▶ _Entries provided_

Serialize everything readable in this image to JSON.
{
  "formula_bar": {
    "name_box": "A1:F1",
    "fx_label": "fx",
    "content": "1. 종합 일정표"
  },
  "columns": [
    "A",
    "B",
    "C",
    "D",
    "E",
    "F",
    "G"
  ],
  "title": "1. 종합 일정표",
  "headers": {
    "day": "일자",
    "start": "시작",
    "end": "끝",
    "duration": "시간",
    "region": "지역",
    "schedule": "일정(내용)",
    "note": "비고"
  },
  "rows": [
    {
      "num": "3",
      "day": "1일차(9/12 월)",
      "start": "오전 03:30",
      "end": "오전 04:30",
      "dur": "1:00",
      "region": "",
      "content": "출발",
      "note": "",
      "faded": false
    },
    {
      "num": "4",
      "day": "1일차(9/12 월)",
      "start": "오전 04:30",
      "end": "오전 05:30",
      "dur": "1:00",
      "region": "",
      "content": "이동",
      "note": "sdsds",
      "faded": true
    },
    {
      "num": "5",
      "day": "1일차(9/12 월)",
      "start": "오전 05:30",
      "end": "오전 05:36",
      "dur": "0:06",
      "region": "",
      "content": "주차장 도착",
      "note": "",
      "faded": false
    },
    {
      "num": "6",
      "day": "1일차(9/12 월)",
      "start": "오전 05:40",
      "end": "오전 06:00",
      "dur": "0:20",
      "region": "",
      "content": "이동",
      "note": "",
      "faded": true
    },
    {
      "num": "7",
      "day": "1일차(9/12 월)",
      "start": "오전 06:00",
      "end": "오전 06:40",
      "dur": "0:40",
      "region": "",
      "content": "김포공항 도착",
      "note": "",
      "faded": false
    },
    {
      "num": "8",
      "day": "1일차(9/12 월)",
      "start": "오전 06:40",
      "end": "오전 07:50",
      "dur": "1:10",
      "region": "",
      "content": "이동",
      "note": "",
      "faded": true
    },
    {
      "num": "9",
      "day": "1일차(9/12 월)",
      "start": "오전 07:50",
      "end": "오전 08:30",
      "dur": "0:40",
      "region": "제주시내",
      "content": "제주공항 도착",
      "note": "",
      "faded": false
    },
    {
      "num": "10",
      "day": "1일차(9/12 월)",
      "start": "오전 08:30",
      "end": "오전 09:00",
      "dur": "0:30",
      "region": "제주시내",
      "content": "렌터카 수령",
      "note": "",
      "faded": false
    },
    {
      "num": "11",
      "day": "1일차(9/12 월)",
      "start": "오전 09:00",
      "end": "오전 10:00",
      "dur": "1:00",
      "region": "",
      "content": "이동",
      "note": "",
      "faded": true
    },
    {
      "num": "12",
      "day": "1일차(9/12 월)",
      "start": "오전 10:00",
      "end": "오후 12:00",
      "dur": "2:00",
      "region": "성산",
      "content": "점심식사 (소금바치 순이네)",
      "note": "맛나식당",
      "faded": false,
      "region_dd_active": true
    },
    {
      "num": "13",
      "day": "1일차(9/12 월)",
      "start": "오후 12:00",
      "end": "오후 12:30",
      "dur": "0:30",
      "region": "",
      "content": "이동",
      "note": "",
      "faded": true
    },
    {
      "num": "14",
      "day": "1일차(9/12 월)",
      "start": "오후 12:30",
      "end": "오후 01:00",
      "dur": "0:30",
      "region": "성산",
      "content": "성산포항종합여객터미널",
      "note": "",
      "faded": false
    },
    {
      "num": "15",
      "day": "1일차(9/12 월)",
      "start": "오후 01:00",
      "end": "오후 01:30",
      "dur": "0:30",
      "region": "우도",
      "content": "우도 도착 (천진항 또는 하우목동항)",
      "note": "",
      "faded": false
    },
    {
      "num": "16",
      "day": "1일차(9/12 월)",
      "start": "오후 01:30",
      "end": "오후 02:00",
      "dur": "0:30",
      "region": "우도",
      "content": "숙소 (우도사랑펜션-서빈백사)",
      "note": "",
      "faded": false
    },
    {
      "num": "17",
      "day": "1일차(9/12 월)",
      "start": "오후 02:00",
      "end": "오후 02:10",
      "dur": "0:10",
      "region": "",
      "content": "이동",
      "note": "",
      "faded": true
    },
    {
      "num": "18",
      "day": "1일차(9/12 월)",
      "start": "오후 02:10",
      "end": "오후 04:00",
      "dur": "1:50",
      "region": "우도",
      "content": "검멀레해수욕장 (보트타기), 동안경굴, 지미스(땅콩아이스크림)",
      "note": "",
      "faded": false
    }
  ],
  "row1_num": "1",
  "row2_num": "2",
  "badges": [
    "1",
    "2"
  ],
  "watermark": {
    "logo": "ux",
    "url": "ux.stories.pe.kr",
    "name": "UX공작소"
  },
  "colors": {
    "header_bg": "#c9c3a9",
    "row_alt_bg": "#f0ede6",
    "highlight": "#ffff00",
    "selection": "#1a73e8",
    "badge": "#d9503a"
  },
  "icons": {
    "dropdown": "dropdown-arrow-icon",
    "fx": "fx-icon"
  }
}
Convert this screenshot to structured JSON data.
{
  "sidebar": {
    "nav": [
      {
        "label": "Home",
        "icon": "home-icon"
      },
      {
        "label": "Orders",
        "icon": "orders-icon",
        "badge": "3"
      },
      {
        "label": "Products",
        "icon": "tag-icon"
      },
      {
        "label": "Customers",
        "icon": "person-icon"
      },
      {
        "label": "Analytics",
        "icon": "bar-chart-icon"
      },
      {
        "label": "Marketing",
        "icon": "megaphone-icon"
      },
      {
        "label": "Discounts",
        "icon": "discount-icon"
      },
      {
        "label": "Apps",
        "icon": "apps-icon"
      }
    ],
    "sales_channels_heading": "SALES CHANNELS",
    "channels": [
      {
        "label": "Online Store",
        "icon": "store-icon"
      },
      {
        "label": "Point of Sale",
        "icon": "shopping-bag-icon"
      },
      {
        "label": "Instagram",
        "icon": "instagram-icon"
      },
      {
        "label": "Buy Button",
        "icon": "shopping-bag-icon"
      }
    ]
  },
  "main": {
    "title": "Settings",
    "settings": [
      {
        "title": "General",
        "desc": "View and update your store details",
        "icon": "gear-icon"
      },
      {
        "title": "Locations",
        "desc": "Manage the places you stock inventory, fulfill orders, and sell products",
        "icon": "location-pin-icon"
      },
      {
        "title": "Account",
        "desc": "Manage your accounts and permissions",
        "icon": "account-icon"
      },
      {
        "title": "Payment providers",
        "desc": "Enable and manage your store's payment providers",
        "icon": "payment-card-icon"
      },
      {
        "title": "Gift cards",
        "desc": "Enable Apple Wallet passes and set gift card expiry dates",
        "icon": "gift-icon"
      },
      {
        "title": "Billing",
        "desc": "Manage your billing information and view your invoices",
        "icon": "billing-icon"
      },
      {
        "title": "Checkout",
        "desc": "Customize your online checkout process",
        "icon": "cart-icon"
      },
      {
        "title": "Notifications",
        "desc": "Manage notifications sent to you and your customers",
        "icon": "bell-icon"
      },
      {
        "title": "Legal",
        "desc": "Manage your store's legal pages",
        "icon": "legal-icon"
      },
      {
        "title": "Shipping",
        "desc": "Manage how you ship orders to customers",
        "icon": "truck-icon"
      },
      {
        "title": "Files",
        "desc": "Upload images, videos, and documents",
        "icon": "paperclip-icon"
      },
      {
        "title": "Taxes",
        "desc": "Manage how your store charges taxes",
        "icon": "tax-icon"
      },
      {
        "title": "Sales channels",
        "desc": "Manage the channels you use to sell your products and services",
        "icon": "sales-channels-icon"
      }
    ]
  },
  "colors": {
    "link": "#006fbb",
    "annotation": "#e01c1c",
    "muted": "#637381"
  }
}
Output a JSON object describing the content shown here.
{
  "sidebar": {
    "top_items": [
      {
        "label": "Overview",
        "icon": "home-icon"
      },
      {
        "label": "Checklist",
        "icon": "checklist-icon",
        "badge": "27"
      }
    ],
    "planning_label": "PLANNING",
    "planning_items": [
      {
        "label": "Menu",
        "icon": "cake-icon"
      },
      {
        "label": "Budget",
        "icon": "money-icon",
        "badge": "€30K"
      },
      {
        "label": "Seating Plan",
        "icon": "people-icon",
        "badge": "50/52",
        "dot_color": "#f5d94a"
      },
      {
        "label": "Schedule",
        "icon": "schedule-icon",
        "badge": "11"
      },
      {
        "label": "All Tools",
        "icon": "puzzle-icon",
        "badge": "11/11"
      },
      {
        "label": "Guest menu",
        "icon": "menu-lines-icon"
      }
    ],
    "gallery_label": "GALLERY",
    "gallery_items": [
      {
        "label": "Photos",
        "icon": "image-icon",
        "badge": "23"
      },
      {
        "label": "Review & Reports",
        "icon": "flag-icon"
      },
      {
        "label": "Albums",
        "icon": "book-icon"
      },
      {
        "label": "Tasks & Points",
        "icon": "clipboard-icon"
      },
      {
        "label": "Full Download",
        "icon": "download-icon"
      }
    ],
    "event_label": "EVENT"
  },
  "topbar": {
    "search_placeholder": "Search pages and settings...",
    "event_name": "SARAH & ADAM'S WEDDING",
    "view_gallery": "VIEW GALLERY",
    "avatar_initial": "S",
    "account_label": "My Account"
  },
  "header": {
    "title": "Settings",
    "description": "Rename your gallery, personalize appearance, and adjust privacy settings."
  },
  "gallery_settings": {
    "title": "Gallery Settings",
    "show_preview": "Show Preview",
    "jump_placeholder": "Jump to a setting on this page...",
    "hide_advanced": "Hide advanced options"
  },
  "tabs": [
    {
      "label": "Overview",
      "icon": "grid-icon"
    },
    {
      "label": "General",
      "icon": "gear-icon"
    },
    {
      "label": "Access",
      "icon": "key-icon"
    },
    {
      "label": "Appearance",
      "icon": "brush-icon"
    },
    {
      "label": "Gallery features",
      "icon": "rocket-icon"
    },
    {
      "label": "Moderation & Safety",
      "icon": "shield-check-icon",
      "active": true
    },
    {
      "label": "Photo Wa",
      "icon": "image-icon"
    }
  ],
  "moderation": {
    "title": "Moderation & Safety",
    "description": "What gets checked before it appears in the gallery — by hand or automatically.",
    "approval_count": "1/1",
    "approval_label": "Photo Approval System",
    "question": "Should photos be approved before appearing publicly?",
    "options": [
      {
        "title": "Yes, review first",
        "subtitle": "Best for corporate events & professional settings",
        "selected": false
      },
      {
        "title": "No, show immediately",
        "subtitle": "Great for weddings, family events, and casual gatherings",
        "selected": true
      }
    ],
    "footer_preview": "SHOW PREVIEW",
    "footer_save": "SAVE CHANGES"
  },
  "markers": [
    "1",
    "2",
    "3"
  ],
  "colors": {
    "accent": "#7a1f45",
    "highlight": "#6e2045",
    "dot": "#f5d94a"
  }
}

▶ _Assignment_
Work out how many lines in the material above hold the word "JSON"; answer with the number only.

▶ _Final answer_
3